Which lines of the entries contain the string "iPad"? Please find them and copy them.

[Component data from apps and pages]
- Opening Delimiter -

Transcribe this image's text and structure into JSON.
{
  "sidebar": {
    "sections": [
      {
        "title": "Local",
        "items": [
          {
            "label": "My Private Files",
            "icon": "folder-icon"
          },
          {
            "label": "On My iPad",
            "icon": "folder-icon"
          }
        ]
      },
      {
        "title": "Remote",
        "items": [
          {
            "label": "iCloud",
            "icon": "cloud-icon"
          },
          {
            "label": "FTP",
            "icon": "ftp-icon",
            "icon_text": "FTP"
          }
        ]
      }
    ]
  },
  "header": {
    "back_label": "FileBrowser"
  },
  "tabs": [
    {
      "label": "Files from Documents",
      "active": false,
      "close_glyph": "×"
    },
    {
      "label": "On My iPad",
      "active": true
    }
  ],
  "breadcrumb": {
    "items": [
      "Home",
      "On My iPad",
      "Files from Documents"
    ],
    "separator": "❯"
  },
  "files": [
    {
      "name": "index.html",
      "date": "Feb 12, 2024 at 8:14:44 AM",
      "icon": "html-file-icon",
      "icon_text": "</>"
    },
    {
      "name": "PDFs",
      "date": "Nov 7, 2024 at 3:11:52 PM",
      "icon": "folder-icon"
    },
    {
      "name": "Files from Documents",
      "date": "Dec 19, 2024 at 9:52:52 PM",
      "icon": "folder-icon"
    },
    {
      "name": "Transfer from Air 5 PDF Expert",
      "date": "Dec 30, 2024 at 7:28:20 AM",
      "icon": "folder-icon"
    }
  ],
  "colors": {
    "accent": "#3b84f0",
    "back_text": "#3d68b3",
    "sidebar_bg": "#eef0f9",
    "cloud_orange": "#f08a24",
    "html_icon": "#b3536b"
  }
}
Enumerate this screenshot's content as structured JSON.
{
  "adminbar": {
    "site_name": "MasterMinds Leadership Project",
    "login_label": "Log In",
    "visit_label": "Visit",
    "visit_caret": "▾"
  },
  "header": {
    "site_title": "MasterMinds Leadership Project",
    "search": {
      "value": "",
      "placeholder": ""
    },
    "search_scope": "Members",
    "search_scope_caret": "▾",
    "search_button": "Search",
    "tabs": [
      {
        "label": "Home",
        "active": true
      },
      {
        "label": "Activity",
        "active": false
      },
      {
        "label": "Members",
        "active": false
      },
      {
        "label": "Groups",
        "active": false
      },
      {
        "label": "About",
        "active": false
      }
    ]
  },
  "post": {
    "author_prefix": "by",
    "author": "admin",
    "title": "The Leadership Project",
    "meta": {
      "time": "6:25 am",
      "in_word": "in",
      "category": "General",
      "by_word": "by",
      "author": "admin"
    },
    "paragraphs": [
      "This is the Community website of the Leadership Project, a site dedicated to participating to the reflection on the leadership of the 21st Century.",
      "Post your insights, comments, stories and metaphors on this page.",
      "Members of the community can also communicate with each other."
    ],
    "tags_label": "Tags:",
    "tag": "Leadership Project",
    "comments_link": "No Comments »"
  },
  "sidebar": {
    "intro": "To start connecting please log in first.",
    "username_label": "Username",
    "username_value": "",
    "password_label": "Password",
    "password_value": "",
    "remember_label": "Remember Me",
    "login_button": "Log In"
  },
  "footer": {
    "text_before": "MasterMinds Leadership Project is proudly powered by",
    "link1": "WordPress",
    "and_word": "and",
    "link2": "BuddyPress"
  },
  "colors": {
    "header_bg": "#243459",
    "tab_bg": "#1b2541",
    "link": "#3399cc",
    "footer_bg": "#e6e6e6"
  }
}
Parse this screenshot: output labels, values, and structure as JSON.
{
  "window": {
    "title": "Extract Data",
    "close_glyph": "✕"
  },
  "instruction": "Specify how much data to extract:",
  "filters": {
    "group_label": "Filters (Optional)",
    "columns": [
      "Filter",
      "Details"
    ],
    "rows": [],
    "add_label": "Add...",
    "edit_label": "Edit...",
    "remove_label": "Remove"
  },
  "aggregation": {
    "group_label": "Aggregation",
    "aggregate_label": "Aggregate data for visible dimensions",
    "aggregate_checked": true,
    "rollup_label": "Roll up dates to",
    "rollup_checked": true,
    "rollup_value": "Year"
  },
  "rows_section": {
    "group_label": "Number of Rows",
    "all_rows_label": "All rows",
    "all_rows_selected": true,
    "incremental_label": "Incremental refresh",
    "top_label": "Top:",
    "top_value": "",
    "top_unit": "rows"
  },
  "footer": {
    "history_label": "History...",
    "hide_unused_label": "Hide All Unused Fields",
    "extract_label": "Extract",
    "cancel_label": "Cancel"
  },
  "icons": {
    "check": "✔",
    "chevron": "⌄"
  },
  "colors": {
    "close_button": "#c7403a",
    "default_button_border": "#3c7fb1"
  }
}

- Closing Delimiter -

◆ **Solved exercise**
            "label": "On My iPad",
      "label": "On My iPad",
      "On My iPad",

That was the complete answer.